I snuggle close, safely swaddled. It’s warm here, and safe. These arms are my whole world, and whatever might be going on outside them is, to me, a distant dream. The one who carries me will take care of all that. Lub-dub, lub-dub: the heartbeat against which I’m held soothes me with its steady lullaby, and I feel myself move as the chest to which I’m swaddled rises and falls, my secure world—my Rock—rocking me. I drift between waking and sleep, held.
Shout for joy, o heavens; rejoice, O earth;
Burst into song, O mountains!
For the LORD comforts his people
And will have compassion on his afflicted ones.
But Zion said, “The LORD has forsaken me,
The Lord has forgotten me.”
“Can a mother forget the baby at her breast
and have no compassion on the child she has borne?
Though she may forget, I will not forget you!”—Isaiah 49:13-15
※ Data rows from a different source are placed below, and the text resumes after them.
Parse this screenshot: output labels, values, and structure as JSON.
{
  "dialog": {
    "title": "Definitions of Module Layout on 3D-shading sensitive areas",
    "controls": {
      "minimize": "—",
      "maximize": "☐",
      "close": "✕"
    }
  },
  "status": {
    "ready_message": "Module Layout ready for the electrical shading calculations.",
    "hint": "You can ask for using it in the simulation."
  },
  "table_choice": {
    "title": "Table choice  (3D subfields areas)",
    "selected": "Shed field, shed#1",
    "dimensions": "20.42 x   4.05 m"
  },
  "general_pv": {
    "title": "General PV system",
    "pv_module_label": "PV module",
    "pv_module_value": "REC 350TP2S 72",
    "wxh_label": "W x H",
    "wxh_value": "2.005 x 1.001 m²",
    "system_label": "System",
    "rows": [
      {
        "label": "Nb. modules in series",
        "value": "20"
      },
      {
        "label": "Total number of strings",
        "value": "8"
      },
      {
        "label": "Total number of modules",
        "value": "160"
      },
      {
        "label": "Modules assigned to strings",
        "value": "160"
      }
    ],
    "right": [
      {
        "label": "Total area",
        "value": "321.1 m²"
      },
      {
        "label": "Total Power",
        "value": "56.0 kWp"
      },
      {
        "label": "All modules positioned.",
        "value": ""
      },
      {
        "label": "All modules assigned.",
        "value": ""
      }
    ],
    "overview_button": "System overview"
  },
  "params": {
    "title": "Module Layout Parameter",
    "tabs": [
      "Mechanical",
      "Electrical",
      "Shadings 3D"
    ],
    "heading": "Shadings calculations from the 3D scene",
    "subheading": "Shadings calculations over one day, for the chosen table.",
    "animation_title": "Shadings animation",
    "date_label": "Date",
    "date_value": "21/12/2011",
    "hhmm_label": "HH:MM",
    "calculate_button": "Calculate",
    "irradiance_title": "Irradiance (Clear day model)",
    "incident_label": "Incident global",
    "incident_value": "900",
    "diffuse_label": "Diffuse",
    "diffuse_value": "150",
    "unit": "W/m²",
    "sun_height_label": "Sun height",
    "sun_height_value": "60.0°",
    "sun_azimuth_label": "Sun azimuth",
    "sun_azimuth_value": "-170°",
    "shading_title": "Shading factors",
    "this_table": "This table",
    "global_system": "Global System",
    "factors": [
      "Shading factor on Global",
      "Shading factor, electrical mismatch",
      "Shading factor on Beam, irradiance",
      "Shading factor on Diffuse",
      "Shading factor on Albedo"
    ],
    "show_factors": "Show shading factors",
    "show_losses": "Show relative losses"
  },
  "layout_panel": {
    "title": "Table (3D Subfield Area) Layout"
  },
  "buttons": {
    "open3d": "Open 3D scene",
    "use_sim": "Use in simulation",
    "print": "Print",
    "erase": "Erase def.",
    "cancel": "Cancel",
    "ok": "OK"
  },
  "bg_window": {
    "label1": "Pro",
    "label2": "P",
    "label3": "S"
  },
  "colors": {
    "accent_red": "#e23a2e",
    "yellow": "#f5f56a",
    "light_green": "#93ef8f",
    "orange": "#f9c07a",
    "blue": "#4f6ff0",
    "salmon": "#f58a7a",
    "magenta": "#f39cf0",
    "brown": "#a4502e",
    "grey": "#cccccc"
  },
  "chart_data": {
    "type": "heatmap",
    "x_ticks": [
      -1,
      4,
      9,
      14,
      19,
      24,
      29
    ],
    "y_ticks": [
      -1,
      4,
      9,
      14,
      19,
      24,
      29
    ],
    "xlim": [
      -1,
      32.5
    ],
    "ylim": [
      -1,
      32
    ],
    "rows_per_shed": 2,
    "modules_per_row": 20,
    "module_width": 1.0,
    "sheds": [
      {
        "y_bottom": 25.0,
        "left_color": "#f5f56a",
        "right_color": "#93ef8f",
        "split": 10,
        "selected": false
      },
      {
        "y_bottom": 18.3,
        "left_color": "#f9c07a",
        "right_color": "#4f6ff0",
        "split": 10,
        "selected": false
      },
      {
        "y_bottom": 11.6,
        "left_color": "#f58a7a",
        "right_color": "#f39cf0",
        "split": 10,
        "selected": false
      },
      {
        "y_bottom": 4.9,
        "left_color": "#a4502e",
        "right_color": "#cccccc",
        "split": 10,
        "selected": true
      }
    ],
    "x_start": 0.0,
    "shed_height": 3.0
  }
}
Ted Loder's words once again become my prayer:
“. . . Come, find me, Lord.
Be with me exactly as I am.
Help me find me, Lord.
Help me accept what I am,
so I can begin to be yours.
Make of me something small enough to snuggle,
young enough to question
simple enough to giggle,
old enough to forget,
foolish enough to act for peace;
skeptical enough to doubt
the sufficiency of anything but you,
and attentive enough to listen
as you call me out of the tomb of my timidity
into the chancy glory of my possibilities
and the power of your presence.”
—Ted Loder, Guerrillas of Grace, p. 32
Title of this blog post borrowed from a line in Ted Loder's prayer-poem, "It Would Be Easier to Pray if I Were Clear," quoted in part above. I am loving his book, Guerrillas of Grace.